GOAL OF THE EXERCISE –
Reproduce each line of the entries that carries "Dambelin".

(DATASET RECORDS begins)

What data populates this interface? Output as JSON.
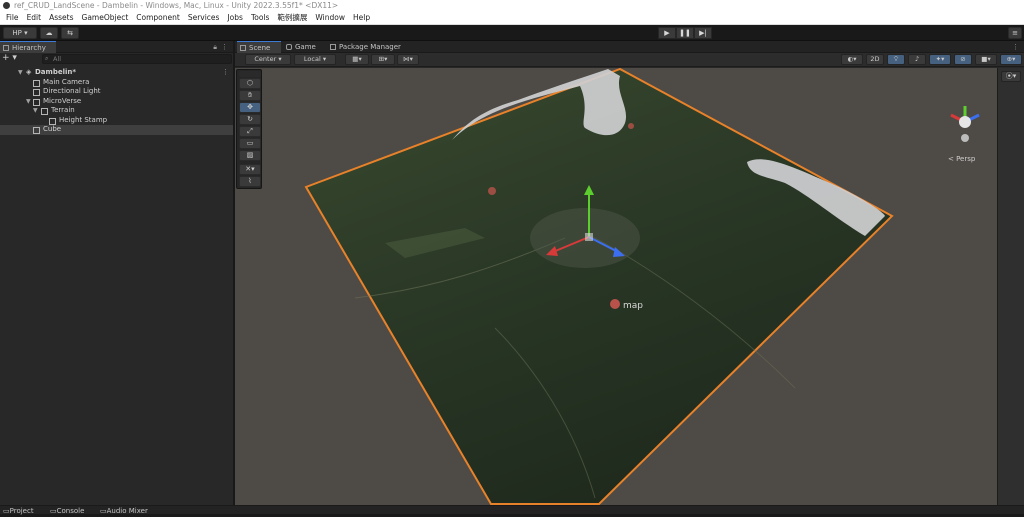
{
  "window": {
    "title": "ref_CRUD_LandScene - Dambelin - Windows, Mac, Linux - Unity 2022.3.55f1* <DX11>"
  },
  "menu": [
    "File",
    "Edit",
    "Assets",
    "GameObject",
    "Component",
    "Services",
    "Jobs",
    "Tools",
    "範例擴展",
    "Window",
    "Help"
  ],
  "toolbar": {
    "account": "HP ▾",
    "cloud": "☁",
    "collab": "⇆",
    "play": "▶",
    "pause": "❚❚",
    "step": "▶|"
  },
  "hierarchy": {
    "tab": "Hierarchy",
    "search_placeholder": "All",
    "add": "+ ▾",
    "items": [
      {
        "label": "Dambelin*"
      },
      {
        "label": "Main Camera"
      },
      {
        "label": "Directional Light"
      },
      {
        "label": "MicroVerse"
      },
      {
        "label": "Terrain"
      },
      {
        "label": "Height Stamp"
      },
      {
        "label": "Cube"
      }
    ]
  },
  "scene": {
    "tabs": [
      "Scene",
      "Game",
      "Package Manager"
    ],
    "pivot": "Center ▾",
    "space": "Local ▾",
    "mode_2d": "2D",
    "persp_label": "< Persp",
    "map_label": "map"
  },
  "bottom_tabs": [
    "Project",
    "Console",
    "Audio Mixer"
  ],
  "colors": {
    "selection_outline": "#e8822a",
    "accent": "#3e7bd6",
    "gizmo_x": "#d83a3a",
    "gizmo_y": "#5ccf2e",
    "gizmo_z": "#3b6ff0"
  }
}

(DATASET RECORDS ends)

RESULT BELOW –
    "title": "ref_CRUD_LandScene - Dambelin - Windows, Mac, Linux - Unity 2022.3.55f1* <DX11>"
        "label": "Dambelin*"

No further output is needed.